The first healthy human volunteer has been injected with an experimental Ebola vaccine today as part of a fast-tracked British trial.
Ruth Atkins, a 48-year-old NHS communications manager from Marcham, Oxfordshire, was injected at Oxford’s Vaccine Group Centre for Clinical Vaccinology and Tropical Medicine today.
The trial, which will ultimately involve 60 volunteers including two on Friday, is part of a series of safety tests of potential drugs aimed at preventing infection with the virus.
Organisers stressed there is no likelihood any of the subjects will catch Ebola, since the vaccine contains no infectious Ebola virus.
Ms Atkins, who has also worked as a nurse in the NHS, said: ‘I feel absolutely fine, it felt no different to being vaccinated before going on holiday.: It’s that one step and I’m part of that first step.
She has children aged 12 and 15 and was only accepted for the trial on Monday after completing screening tests last week.
Ms Atkins, who will keep a diary of her side effects over the next eight weeks and undergo regular blood tests, said she first heard about the trial while listening to the radio.
‘I volunteered because the situation in West Africa is so tragic and I thought being part of this vaccination process was something small I could do to hopefully make a huge impact,’ she said.
‘I did not realise until today how many people behind the scenes have worked extra and unsociable hours to get this to trial so quickly.
‘The team has been so helpful and supportive, coming in for early morning appointments to allow me to take part before I go to work.’

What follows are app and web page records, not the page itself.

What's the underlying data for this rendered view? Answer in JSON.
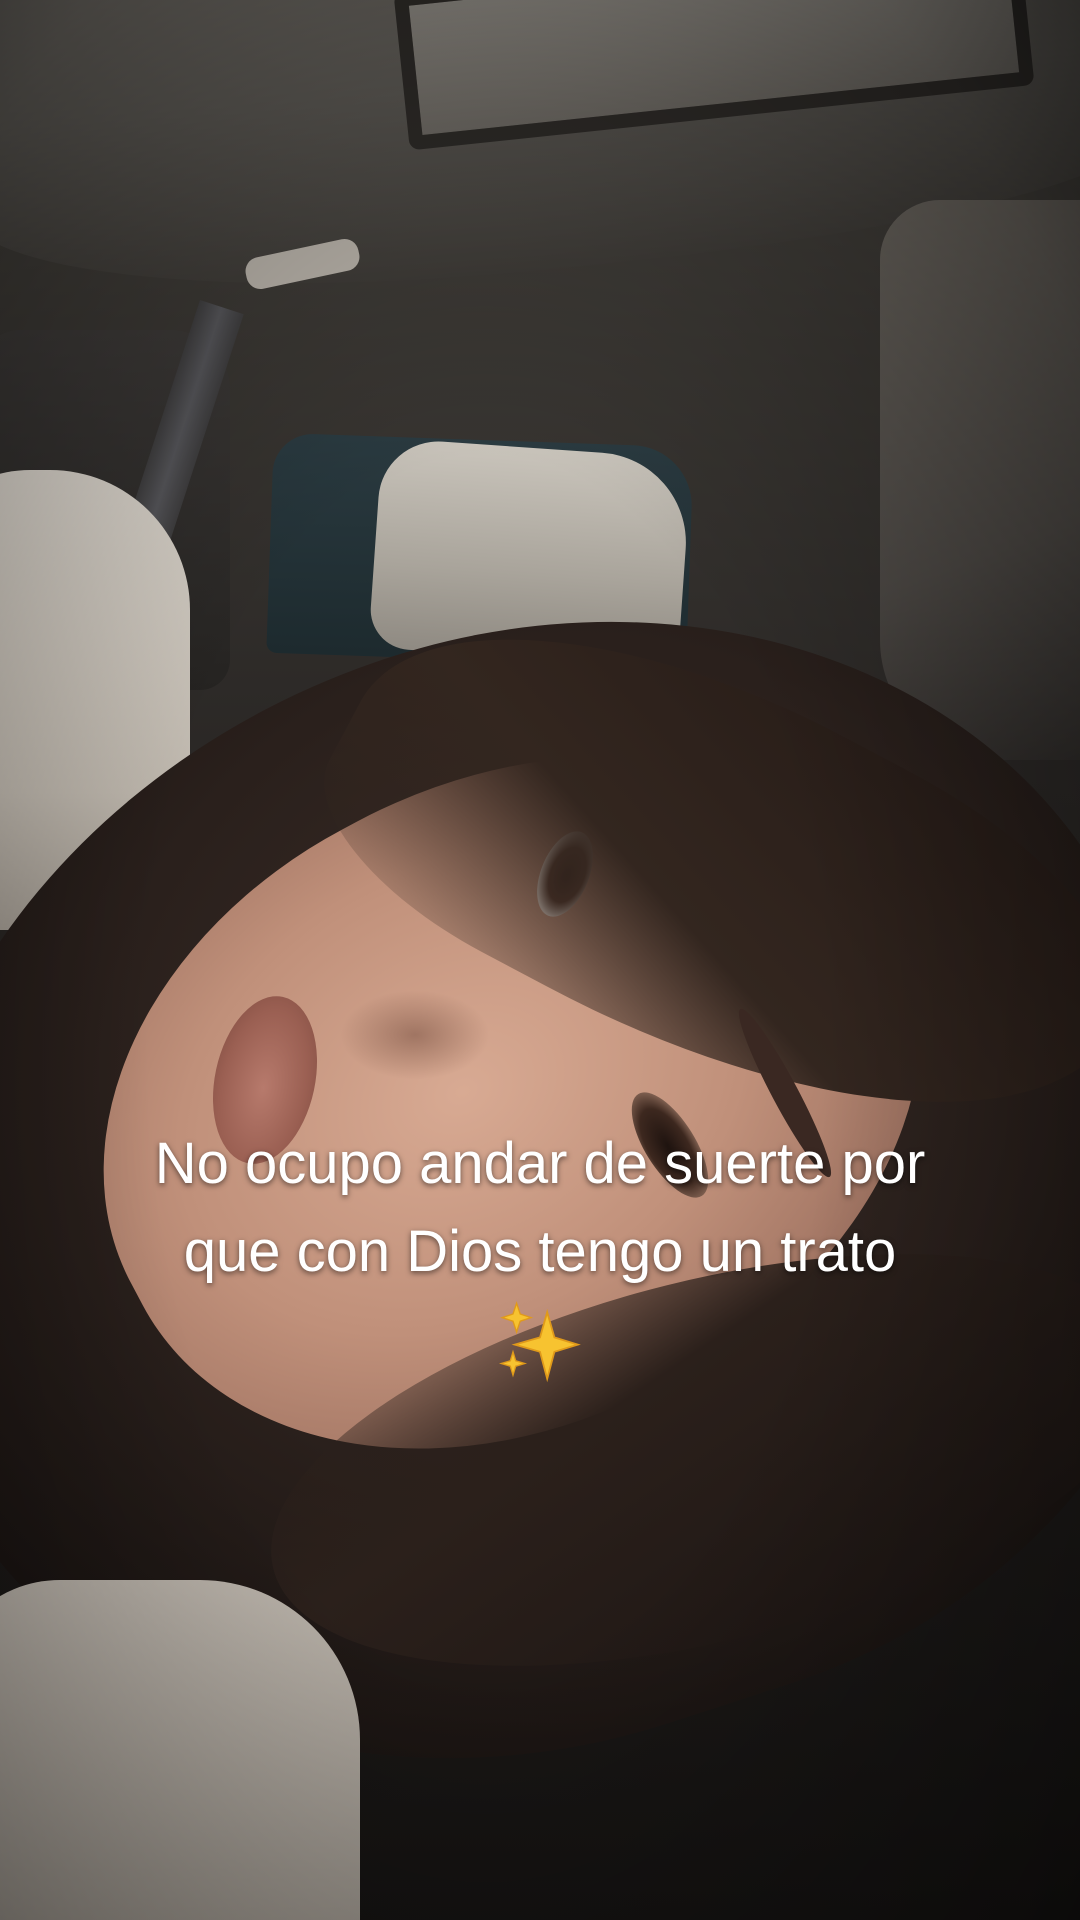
{
  "caption": {
    "line1": "No ocupo andar de suerte por",
    "line2": "que con Dios tengo un trato",
    "emoji": "sparkles-emoji"
  },
  "colors": {
    "caption_text": "#ffffff",
    "sparkle_gold": "#f7c330"
  }
}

She admitted her friends and family had raised concerns.
‘My 15-year-old son thought it was Ebola I’m having and he asked am I going to die and where is my will and how much do I get?’ she said.
‘My 12-year-old daughter was concerned but also said well done mum for what you’re doing.’

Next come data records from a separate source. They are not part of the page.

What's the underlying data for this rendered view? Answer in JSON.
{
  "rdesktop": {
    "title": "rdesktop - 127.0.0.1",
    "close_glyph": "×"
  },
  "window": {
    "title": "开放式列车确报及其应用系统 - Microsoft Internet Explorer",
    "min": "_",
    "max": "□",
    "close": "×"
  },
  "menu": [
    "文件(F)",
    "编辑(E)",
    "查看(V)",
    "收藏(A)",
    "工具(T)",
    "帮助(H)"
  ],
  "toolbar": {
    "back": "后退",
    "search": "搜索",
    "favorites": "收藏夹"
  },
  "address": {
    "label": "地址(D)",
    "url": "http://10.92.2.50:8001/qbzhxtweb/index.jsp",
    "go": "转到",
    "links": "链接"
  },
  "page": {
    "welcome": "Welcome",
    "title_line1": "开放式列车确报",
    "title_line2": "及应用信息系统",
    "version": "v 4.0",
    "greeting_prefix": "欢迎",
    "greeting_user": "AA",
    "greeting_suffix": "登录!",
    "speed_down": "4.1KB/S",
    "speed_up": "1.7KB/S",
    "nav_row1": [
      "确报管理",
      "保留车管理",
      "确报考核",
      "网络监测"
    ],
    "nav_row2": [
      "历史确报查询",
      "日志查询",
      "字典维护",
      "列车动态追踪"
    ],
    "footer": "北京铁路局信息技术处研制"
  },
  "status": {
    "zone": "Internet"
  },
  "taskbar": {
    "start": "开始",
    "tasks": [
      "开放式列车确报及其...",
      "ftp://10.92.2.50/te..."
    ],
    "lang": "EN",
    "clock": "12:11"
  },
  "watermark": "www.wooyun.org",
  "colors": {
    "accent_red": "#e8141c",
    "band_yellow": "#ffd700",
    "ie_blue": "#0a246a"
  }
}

Ebola has killed more than 2,400 people in West Africa this year, in the world’s largest Ebola outbreak since the disease was discovered in Zaire in 1976.
The U.S. yesterday vowed to deploy 3,000 armed troops to Liberia, the country hardest hit by the outbreak, to help tackle the epidemic.
The vaccine is designed to specifically target the Zaire species of the virus – the one responsible for the current epidemic.
The strain has a mortality rate of up to 90 per cent, according to the World Health Organisation. Courtesy: Daily Mail.